(Beginning of Input records)
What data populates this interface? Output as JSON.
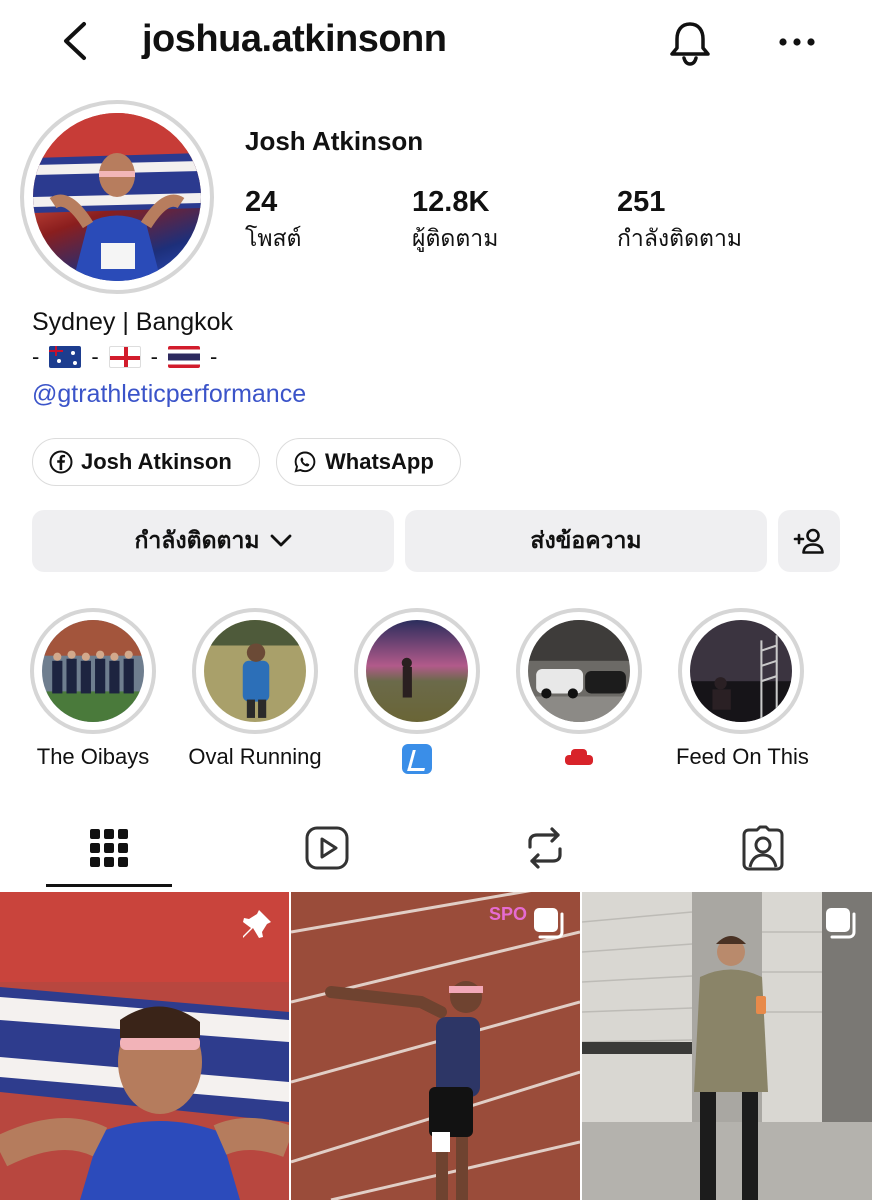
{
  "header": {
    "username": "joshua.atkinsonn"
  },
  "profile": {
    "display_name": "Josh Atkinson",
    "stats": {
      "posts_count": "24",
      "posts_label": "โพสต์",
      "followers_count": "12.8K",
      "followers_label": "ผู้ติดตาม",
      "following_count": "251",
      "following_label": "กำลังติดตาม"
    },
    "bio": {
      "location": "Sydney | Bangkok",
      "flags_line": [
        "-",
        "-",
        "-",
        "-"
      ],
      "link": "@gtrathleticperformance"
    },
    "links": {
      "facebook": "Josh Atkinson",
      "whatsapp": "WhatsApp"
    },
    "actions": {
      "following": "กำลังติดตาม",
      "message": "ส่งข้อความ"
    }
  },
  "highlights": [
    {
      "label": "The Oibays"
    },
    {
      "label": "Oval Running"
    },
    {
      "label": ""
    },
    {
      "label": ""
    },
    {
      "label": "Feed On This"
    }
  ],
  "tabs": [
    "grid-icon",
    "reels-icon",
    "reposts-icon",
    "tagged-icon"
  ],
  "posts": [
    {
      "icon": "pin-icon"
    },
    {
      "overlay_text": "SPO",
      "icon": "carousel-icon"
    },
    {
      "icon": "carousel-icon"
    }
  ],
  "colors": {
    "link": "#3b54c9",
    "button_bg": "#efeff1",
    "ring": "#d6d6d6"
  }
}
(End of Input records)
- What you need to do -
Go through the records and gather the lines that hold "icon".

- Worked solution -
    "grid-icon",
    "reels-icon",
    "reposts-icon",
    "tagged-icon"
      "icon": "pin-icon"
      "icon": "carousel-icon"
      "icon": "carousel-icon"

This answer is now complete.